“Let him not look from dish to dish, nor smell the food, nor pick and choose it. If there should be one dish better than the rest, let him not be greedy on his own account, but let him offer it to others. He must not spill the grease upon his fingers, or so as to wet his bread and salt. He must not eye his comrades in the midst of mouthfuls. Let him eat from what is next him, unless of fruit, which it is allowable to eat from every quarter. What he has once put into his mouth, such as bones &c), he must nor replace upon his bread, nor upon the table-cloth; if a bone has found its way there, let him remove it unseen. Let his beware of revolting gestures, and of letting anything drop from his mouth into the cup. Let him so behave, that, if anyone should wish to ear the relics of his repast, there may be nothing to revolt him.
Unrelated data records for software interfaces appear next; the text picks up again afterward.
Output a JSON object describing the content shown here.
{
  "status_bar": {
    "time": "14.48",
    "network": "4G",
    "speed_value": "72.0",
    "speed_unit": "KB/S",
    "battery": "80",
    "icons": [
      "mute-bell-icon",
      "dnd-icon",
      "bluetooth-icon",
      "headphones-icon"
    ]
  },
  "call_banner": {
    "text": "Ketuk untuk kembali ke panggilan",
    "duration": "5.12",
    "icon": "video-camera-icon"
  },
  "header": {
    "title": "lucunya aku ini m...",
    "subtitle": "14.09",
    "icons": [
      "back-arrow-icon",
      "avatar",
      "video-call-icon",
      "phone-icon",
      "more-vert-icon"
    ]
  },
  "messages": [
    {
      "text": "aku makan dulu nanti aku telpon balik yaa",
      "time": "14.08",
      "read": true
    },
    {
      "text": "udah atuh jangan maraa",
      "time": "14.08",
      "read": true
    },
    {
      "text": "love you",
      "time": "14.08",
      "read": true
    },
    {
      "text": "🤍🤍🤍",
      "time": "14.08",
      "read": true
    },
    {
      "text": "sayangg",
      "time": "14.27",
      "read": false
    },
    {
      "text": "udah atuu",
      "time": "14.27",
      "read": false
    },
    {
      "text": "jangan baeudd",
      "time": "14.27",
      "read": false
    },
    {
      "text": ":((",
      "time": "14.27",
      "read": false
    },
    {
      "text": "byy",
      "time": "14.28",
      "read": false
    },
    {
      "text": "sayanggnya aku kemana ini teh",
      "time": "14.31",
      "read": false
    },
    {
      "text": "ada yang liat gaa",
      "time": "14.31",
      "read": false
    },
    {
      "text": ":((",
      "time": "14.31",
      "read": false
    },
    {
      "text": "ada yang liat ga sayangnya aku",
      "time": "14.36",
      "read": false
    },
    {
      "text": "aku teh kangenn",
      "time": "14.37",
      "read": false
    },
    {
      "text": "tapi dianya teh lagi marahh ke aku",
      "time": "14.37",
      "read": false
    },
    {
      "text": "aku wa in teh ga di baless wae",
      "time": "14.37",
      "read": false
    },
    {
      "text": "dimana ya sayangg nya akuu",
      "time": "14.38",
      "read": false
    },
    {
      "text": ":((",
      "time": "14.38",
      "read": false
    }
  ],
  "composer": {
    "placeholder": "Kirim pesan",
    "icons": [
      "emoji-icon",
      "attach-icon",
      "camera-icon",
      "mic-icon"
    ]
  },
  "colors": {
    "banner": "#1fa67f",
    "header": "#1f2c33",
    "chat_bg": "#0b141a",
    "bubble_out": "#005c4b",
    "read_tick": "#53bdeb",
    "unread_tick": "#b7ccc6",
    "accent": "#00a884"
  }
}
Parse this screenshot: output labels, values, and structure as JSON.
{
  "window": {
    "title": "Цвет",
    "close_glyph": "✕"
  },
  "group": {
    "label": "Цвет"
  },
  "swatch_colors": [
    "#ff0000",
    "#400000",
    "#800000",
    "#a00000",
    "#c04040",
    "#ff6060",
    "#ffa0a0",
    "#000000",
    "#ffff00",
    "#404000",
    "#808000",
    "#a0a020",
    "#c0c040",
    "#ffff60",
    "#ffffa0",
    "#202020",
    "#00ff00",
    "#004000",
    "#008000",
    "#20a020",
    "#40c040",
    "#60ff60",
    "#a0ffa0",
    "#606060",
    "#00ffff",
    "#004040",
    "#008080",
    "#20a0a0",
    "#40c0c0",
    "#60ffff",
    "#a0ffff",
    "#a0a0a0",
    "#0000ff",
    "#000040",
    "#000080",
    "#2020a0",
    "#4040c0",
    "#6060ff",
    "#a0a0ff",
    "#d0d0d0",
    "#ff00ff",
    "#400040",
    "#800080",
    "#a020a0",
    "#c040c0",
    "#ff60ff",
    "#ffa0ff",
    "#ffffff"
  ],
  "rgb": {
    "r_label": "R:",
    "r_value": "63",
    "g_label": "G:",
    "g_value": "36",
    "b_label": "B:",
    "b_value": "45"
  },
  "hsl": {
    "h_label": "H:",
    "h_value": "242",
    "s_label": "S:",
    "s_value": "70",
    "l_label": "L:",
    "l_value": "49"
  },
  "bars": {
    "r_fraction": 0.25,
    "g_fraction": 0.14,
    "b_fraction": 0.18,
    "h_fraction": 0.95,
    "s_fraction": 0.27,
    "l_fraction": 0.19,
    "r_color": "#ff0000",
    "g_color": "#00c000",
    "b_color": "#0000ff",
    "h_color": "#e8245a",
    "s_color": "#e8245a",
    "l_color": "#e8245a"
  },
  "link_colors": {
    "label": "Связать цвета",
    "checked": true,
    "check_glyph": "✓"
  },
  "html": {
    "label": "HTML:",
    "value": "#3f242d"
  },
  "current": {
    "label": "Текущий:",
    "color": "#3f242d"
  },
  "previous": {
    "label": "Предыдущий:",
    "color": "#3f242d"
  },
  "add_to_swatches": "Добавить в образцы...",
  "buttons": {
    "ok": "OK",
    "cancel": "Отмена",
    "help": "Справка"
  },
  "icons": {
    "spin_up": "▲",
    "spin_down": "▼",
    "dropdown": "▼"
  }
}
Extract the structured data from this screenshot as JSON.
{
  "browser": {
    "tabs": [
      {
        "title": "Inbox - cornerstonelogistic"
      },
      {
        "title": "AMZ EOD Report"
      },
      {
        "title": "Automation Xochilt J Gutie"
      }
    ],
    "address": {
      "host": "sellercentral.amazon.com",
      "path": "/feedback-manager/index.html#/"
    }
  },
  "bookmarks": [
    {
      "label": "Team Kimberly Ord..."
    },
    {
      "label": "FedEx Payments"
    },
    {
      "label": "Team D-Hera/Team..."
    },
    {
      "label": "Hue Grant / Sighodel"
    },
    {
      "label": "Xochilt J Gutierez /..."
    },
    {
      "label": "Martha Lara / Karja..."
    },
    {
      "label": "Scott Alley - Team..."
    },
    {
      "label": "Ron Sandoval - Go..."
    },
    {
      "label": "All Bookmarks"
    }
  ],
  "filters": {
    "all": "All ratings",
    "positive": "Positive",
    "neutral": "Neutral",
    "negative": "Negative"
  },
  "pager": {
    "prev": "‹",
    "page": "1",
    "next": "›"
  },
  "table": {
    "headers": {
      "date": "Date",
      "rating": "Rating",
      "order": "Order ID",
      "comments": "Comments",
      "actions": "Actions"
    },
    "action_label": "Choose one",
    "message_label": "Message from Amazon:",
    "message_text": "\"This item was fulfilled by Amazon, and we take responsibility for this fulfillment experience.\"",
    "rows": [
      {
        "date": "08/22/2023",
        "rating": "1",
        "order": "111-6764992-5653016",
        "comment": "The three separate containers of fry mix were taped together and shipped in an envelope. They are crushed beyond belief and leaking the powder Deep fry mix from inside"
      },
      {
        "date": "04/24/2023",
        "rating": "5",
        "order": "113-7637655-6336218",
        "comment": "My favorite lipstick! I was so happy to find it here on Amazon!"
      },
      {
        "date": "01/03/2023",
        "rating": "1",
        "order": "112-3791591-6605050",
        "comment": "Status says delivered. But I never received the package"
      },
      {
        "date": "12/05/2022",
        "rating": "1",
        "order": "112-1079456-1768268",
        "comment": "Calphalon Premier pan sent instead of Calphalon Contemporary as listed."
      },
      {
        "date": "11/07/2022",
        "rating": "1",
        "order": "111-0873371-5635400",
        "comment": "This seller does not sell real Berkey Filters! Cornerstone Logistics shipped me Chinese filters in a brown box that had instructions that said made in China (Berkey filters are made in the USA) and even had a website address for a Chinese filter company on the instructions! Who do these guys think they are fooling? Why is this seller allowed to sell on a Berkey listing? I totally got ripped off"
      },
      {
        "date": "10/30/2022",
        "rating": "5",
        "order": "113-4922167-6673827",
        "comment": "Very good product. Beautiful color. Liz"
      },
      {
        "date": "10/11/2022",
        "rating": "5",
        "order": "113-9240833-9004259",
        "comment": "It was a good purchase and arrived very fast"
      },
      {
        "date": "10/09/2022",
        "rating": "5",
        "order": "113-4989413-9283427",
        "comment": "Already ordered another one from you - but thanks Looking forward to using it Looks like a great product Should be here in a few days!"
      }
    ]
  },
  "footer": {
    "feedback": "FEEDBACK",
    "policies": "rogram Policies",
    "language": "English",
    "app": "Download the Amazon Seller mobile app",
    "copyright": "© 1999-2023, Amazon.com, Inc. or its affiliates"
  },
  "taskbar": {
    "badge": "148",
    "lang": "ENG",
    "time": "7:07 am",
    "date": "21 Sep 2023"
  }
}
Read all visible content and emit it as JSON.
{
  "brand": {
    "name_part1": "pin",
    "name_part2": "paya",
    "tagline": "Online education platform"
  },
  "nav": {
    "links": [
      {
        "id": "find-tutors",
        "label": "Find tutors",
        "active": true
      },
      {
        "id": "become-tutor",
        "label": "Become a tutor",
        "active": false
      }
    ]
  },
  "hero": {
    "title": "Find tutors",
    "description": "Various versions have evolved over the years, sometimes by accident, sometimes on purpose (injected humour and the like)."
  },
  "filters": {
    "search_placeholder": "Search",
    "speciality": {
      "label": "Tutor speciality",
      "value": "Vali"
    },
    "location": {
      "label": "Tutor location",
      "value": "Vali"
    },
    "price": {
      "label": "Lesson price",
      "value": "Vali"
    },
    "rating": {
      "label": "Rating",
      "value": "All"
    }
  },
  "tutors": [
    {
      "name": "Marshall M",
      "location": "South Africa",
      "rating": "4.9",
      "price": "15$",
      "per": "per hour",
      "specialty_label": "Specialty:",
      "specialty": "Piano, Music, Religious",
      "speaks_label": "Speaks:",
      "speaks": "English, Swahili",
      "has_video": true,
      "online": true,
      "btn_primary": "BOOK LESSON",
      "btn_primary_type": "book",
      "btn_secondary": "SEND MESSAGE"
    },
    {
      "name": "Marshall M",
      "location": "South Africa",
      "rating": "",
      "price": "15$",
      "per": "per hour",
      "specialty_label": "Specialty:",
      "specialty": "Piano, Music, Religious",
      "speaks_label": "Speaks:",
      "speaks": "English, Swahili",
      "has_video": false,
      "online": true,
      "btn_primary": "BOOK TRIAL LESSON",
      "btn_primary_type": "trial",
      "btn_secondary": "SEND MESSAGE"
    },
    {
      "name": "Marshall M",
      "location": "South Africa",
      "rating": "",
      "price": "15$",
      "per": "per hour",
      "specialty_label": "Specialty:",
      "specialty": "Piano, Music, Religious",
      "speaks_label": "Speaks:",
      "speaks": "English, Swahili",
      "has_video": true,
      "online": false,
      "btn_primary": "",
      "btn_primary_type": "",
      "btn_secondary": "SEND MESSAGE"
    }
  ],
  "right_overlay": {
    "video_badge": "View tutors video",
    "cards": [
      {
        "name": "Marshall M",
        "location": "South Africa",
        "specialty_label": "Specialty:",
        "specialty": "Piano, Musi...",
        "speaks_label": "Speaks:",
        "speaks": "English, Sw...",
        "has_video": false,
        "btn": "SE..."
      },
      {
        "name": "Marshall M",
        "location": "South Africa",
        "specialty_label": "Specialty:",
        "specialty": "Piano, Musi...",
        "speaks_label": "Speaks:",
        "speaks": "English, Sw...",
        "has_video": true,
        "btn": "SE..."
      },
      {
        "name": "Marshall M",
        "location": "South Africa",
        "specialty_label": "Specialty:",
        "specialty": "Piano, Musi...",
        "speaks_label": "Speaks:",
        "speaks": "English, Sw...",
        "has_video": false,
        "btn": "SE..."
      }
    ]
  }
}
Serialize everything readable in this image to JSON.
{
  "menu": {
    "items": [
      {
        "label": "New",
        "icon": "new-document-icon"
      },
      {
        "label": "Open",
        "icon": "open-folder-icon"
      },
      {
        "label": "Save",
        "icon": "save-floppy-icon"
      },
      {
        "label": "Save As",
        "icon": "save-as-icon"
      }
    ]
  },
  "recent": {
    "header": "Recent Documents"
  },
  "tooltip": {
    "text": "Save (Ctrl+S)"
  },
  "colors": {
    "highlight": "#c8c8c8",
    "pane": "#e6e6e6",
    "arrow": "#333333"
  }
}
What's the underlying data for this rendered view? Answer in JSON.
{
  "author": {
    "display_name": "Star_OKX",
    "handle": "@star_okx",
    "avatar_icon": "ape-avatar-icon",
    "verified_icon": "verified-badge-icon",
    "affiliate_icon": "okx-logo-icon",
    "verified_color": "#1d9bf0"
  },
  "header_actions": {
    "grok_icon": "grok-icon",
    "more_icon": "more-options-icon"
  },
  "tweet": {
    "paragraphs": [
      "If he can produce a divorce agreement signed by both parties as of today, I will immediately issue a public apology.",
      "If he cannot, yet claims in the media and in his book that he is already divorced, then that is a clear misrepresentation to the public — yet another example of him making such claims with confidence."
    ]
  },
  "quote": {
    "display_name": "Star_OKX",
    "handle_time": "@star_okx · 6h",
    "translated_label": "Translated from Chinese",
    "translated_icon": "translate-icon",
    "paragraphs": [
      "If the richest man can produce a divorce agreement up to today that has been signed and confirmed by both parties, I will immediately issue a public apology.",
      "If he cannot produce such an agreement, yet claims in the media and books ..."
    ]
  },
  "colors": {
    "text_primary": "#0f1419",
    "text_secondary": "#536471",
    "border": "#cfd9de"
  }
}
“Where he is [a guest, he must stay his hand sooner than the master of the feast; and whenever the rest discontinue eating, he must act in concert with them, except he be in his own house, or some other where hi constitutes part of the family. Where he is himself the host, he must not continue eating when the rest have stayed their hands who chances to fancy it.
“If he has occasion to drink in the course of his meal, let him do it softly, that no noise in his throat of mouth may be audible to others. He must not pick his teeth in the view of the company, nor swallow what his tongue may extract from between them; and so of what may be extracted by the toothpick, let him throw it aside so as to disgust no one. “When the time comes for washing his hands, let him be exceedingly careful in cleansing his nails and fingers. Similar must be his particularity in washing his lips, mouth, and nostrils. He must not void his rheum into the basin; even the water in which his mouth has been rinsed, let him cover with his hand as he throws it away.”
“Neither must he take the turn from others in washing his hands, saving when he is master of the entertainment, and then he should be the first to wash.”
Based on Hughes, Dictionary of Islam